Records from a dataset:
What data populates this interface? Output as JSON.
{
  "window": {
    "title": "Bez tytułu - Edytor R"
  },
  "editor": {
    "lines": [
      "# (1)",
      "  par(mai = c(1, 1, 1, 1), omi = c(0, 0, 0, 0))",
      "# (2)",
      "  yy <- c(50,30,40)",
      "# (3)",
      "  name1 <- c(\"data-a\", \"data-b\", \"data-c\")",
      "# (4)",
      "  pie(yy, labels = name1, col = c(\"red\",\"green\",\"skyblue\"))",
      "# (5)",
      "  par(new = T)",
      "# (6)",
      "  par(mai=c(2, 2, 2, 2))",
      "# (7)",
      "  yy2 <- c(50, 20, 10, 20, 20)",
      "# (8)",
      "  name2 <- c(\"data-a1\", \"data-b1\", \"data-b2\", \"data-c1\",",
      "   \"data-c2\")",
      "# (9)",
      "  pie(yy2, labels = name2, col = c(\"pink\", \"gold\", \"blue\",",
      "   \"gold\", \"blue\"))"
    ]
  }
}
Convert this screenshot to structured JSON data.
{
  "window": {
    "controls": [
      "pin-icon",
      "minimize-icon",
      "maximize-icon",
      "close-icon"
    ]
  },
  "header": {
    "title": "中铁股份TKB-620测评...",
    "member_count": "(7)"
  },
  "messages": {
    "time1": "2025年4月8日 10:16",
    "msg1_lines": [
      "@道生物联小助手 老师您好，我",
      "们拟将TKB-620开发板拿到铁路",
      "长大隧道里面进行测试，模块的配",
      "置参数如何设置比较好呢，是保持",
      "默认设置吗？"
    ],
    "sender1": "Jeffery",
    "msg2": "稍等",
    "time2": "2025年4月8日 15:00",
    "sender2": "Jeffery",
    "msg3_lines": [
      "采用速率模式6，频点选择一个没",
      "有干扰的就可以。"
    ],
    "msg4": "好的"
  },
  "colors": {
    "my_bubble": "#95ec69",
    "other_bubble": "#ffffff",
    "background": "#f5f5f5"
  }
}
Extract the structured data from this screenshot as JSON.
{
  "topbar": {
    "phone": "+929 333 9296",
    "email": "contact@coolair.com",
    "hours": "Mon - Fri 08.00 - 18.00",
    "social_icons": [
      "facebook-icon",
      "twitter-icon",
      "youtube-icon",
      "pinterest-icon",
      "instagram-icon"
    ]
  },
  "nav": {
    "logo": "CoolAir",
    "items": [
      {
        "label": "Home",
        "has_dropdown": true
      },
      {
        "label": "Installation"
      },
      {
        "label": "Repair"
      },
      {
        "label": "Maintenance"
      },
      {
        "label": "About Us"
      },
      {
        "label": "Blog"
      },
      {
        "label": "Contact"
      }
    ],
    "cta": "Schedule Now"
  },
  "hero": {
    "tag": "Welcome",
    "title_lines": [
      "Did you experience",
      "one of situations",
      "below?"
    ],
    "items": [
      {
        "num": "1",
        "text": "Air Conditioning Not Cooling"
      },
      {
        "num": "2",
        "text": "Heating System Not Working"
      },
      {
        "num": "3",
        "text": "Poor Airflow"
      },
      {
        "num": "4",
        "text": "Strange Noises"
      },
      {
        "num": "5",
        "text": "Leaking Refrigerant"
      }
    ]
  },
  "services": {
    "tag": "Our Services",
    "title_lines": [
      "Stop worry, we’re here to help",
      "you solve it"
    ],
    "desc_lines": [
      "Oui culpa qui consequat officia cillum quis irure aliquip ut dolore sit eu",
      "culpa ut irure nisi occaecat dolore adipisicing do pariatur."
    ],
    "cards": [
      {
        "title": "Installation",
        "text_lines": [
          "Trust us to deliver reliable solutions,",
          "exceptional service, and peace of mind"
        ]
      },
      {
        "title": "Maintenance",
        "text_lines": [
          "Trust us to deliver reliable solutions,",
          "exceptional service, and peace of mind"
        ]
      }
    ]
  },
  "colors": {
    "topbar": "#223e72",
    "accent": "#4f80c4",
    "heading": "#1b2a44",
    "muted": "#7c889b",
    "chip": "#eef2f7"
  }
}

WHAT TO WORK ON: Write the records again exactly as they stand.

OUTPUT OF THE EXERCISE:
What data populates this interface? Output as JSON.
{
  "window": {
    "title": "Bez tytułu - Edytor R"
  },
  "editor": {
    "lines": [
      "# (1)",
      "  par(mai = c(1, 1, 1, 1), omi = c(0, 0, 0, 0))",
      "# (2)",
      "  yy <- c(50,30,40)",
      "# (3)",
      "  name1 <- c(\"data-a\", \"data-b\", \"data-c\")",
      "# (4)",
      "  pie(yy, labels = name1, col = c(\"red\",\"green\",\"skyblue\"))",
      "# (5)",
      "  par(new = T)",
      "# (6)",
      "  par(mai=c(2, 2, 2, 2))",
      "# (7)",
      "  yy2 <- c(50, 20, 10, 20, 20)",
      "# (8)",
      "  name2 <- c(\"data-a1\", \"data-b1\", \"data-b2\", \"data-c1\",",
      "   \"data-c2\")",
      "# (9)",
      "  pie(yy2, labels = name2, col = c(\"pink\", \"gold\", \"blue\",",
      "   \"gold\", \"blue\"))"
    ]
  }
}
Convert this screenshot to structured JSON data.
{
  "window": {
    "controls": [
      "pin-icon",
      "minimize-icon",
      "maximize-icon",
      "close-icon"
    ]
  },
  "header": {
    "title": "中铁股份TKB-620测评...",
    "member_count": "(7)"
  },
  "messages": {
    "time1": "2025年4月8日 10:16",
    "msg1_lines": [
      "@道生物联小助手 老师您好，我",
      "们拟将TKB-620开发板拿到铁路",
      "长大隧道里面进行测试，模块的配",
      "置参数如何设置比较好呢，是保持",
      "默认设置吗？"
    ],
    "sender1": "Jeffery",
    "msg2": "稍等",
    "time2": "2025年4月8日 15:00",
    "sender2": "Jeffery",
    "msg3_lines": [
      "采用速率模式6，频点选择一个没",
      "有干扰的就可以。"
    ],
    "msg4": "好的"
  },
  "colors": {
    "my_bubble": "#95ec69",
    "other_bubble": "#ffffff",
    "background": "#f5f5f5"
  }
}
Extract the structured data from this screenshot as JSON.
{
  "topbar": {
    "phone": "+929 333 9296",
    "email": "contact@coolair.com",
    "hours": "Mon - Fri 08.00 - 18.00",
    "social_icons": [
      "facebook-icon",
      "twitter-icon",
      "youtube-icon",
      "pinterest-icon",
      "instagram-icon"
    ]
  },
  "nav": {
    "logo": "CoolAir",
    "items": [
      {
        "label": "Home",
        "has_dropdown": true
      },
      {
        "label": "Installation"
      },
      {
        "label": "Repair"
      },
      {
        "label": "Maintenance"
      },
      {
        "label": "About Us"
      },
      {
        "label": "Blog"
      },
      {
        "label": "Contact"
      }
    ],
    "cta": "Schedule Now"
  },
  "hero": {
    "tag": "Welcome",
    "title_lines": [
      "Did you experience",
      "one of situations",
      "below?"
    ],
    "items": [
      {
        "num": "1",
        "text": "Air Conditioning Not Cooling"
      },
      {
        "num": "2",
        "text": "Heating System Not Working"
      },
      {
        "num": "3",
        "text": "Poor Airflow"
      },
      {
        "num": "4",
        "text": "Strange Noises"
      },
      {
        "num": "5",
        "text": "Leaking Refrigerant"
      }
    ]
  },
  "services": {
    "tag": "Our Services",
    "title_lines": [
      "Stop worry, we’re here to help",
      "you solve it"
    ],
    "desc_lines": [
      "Oui culpa qui consequat officia cillum quis irure aliquip ut dolore sit eu",
      "culpa ut irure nisi occaecat dolore adipisicing do pariatur."
    ],
    "cards": [
      {
        "title": "Installation",
        "text_lines": [
          "Trust us to deliver reliable solutions,",
          "exceptional service, and peace of mind"
        ]
      },
      {
        "title": "Maintenance",
        "text_lines": [
          "Trust us to deliver reliable solutions,",
          "exceptional service, and peace of mind"
        ]
      }
    ]
  },
  "colors": {
    "topbar": "#223e72",
    "accent": "#4f80c4",
    "heading": "#1b2a44",
    "muted": "#7c889b",
    "chip": "#eef2f7"
  }
}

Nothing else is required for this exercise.